-- WHAT YOU ARE ASKED TO DO --
Your copy should repeat the data that follows exactly and contain no image.
####################
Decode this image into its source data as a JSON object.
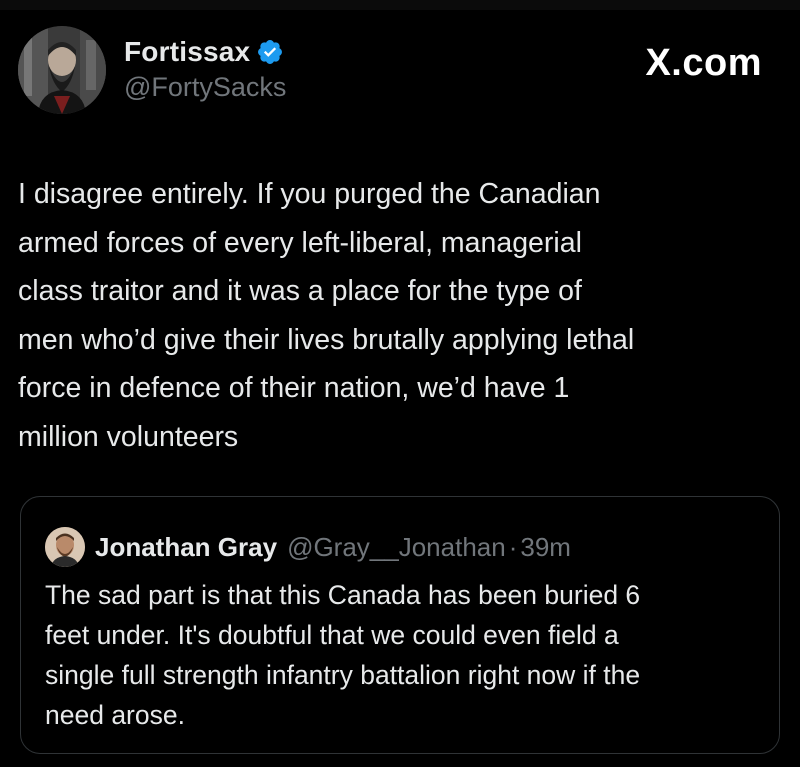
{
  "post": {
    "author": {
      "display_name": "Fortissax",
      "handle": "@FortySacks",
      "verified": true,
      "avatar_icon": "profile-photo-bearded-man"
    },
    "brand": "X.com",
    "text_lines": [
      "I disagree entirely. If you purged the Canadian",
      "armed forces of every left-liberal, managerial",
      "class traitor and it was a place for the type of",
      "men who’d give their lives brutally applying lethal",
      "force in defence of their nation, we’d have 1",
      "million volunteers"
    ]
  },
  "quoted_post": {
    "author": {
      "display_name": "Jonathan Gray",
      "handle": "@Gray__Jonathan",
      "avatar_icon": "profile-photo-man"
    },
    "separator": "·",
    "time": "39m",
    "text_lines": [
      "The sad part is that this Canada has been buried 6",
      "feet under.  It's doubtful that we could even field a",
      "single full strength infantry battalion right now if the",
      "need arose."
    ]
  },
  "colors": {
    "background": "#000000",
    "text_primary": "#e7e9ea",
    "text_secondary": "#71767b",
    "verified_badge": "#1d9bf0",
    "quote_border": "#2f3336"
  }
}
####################
-- WRITTEN ANSWER --
Decode this image into its source data as a JSON object.
{
  "post": {
    "author": {
      "display_name": "Fortissax",
      "handle": "@FortySacks",
      "verified": true,
      "avatar_icon": "profile-photo-bearded-man"
    },
    "brand": "X.com",
    "text_lines": [
      "I disagree entirely. If you purged the Canadian",
      "armed forces of every left-liberal, managerial",
      "class traitor and it was a place for the type of",
      "men who’d give their lives brutally applying lethal",
      "force in defence of their nation, we’d have 1",
      "million volunteers"
    ]
  },
  "quoted_post": {
    "author": {
      "display_name": "Jonathan Gray",
      "handle": "@Gray__Jonathan",
      "avatar_icon": "profile-photo-man"
    },
    "separator": "·",
    "time": "39m",
    "text_lines": [
      "The sad part is that this Canada has been buried 6",
      "feet under.  It's doubtful that we could even field a",
      "single full strength infantry battalion right now if the",
      "need arose."
    ]
  },
  "colors": {
    "background": "#000000",
    "text_primary": "#e7e9ea",
    "text_secondary": "#71767b",
    "verified_badge": "#1d9bf0",
    "quote_border": "#2f3336"
  }
}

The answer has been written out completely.